20 October 2014
IMO - a creative technical body
Today (18 October 2014), I am writing this blog in a hotel in Mexico City, reviewing the progress made last week at IMO’s Marine Environment Protection Committee (MEPC). I am here in Mexico to attend the Fourth National Congress of Mexican Merchant Marine. This is my first visit to Mexico personally and the first official visit by an IMO Secretary-General. This year marks the 60th anniversary of Mexico’s joining IMO and I am looking forward to the various meetings and visits arranged for this official mission.
Having observed the successful conclusion of another very important MEPC session yesterday, I think that IMO has firmly returned to its roots as a creative technical body, regulating international shipping. Member Governments, shipping industry representatives, civil society organisations – indeed, all stakeholders – participated in the creative process, searching for common and shared ground, and they have found solutions. The spirit of cooperation has prevailed and last week clearly showed that IMO is functioning properly, delivering outputs to meet the expectations of all.

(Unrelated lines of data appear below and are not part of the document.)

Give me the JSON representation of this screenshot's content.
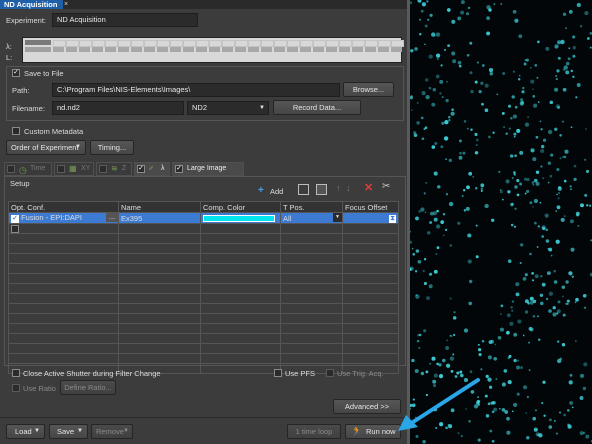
{
  "window": {
    "title": "ND Acquisition",
    "close_glyph": "×"
  },
  "experiment": {
    "label": "Experiment:",
    "value": "ND Acquisition"
  },
  "lambda_strip": {
    "lambda_label": "λ:",
    "l_label": "L:"
  },
  "save": {
    "checkbox_label": "Save to File",
    "checked": true,
    "path_label": "Path:",
    "path_value": "C:\\Program Files\\NIS-Elements\\Images\\",
    "browse_label": "Browse...",
    "filename_label": "Filename:",
    "filename_value": "nd.nd2",
    "format_value": "ND2",
    "record_label": "Record Data..."
  },
  "custom_metadata": {
    "label": "Custom Metadata",
    "checked": false
  },
  "order": {
    "order_label": "Order of Experiment",
    "timing_label": "Timing..."
  },
  "tabs": [
    {
      "label": "Time",
      "icon": "clock-icon",
      "checked": false
    },
    {
      "label": "XY",
      "icon": "grid-icon",
      "checked": false
    },
    {
      "label": "Z",
      "icon": "z-stack-icon",
      "checked": false
    },
    {
      "label": "λ",
      "icon": "lambda-icon",
      "checked": true
    },
    {
      "label": "Large Image",
      "icon": "",
      "checked": true
    }
  ],
  "setup": {
    "title": "Setup",
    "add_label": "Add",
    "columns": [
      "Opt. Conf.",
      "Name",
      "Comp. Color",
      "T Pos.",
      "Focus Offset"
    ],
    "rows": [
      {
        "opt_conf": "Fusion - EPI:DAPI",
        "more": "...",
        "name": "Ex395",
        "color": "#00e5ee",
        "tpos": "All",
        "checked": true
      },
      {
        "opt_conf": "",
        "more": "",
        "name": "",
        "color": "",
        "tpos": "",
        "checked": false
      }
    ]
  },
  "options": {
    "close_shutter_label": "Close Active Shutter during Filter Change",
    "use_pfs_label": "Use PFS",
    "use_trig_label": "Use Trig. Acq.",
    "use_ratio_label": "Use Ratio",
    "define_ratio_label": "Define Ratio..."
  },
  "advanced_label": "Advanced >>",
  "bottom": {
    "load_label": "Load",
    "save_label": "Save",
    "remove_label": "Remove",
    "time_loop_label": "1 time loop",
    "run_label": "Run now"
  },
  "colors": {
    "panel": "#3c3c3c",
    "accent": "#1f5fa8",
    "selection": "#3d7bd2",
    "arrow": "#2aa6e8",
    "nuclei": "#3fd6e0"
  }
}
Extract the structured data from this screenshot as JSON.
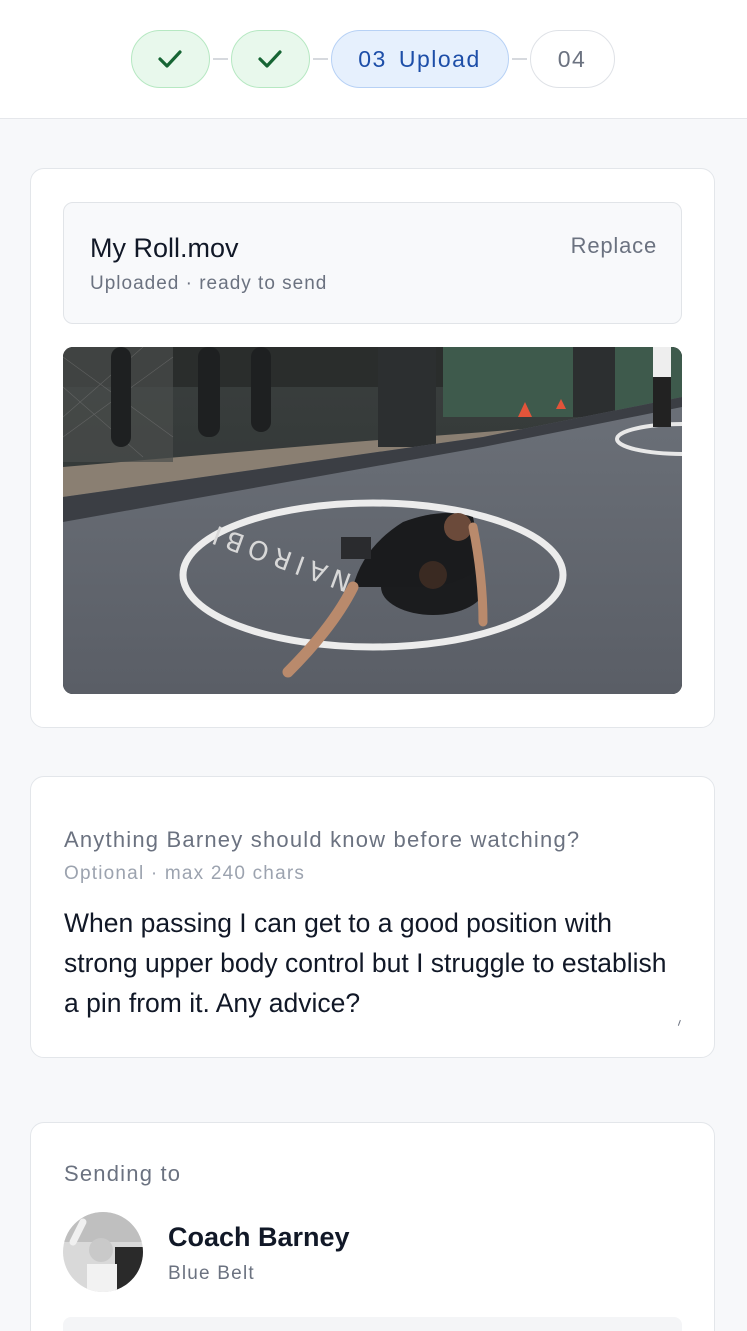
{
  "stepper": {
    "steps": [
      {
        "state": "done",
        "icon": "check-icon"
      },
      {
        "state": "done",
        "icon": "check-icon"
      },
      {
        "state": "active",
        "number": "03",
        "label": "Upload"
      },
      {
        "state": "todo",
        "number": "04"
      }
    ]
  },
  "upload": {
    "file_name": "My Roll.mov",
    "status": "Uploaded · ready to send",
    "replace_label": "Replace"
  },
  "notes": {
    "label": "Anything Barney should know before watching?",
    "hint": "Optional · max 240 chars",
    "value": "When passing I can get to a good position with strong upper body control but I struggle to establish a pin from it. Any advice?"
  },
  "recipient": {
    "section_label": "Sending to",
    "name": "Coach Barney",
    "rank": "Blue Belt"
  },
  "colors": {
    "done_fill": "#e8f8ec",
    "done_check": "#15803d",
    "active_fill": "#e6f0fd",
    "active_text": "#1d4ea8"
  }
}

Ballast water management was one of the main issues in focus at this session. MEPC responded to the challenges and effectively built confidence among stakeholders, the industry and member Governments regarding the implementation of the Ballast Water Management (BWM) Convention.
Last year, the IMO Assembly had already adopted a realistic application schedule for existing ships and agreed to refrain from imposing sanctions based on sampling and analysis during the initial period of implementation. However, the industry’s concerns surrounding ballast water sampling and the viability of existing on-board treatment facilities already installed under the existing Guidelines (G8) were raised at this session of MEPC.
At this session, guidelines for port State control and a new MEPC resolution were adopted. The Committee agreed to start a revision of the Guidelines (G8) and also agreed not to penalise proactive shipowners that installed type-approved systems prior to the application of the revised Guidelines (G8).
The MEPC has now responded to all major concerns raised by the shipping industry and, therefore, there should not be any additional obstacles preventing the implementation of the BWM Convention.
With this development, and the firm consensus within the Committee, the convention should now become active as soon as possible and the relevant IMO measures should be implemented without further delay.
I welcome the statement made by the International Chamber of Shipping on Friday, after the crucial session of MEPC (welcoming the progress made), and I sincerely hope that industry organisations and shipowners will reconsider their previous position and now encourage flag States to ratify the convention. I sincerely hope that Member Governments will take serious action to ratify the convention as soon as possible and ensure that it comes into force without further delay.
The prospects are now looking better than ever and I am looking forward to further developments before the end of this year and in the coming months , before the opening of the next session of MEPC, in mid-2014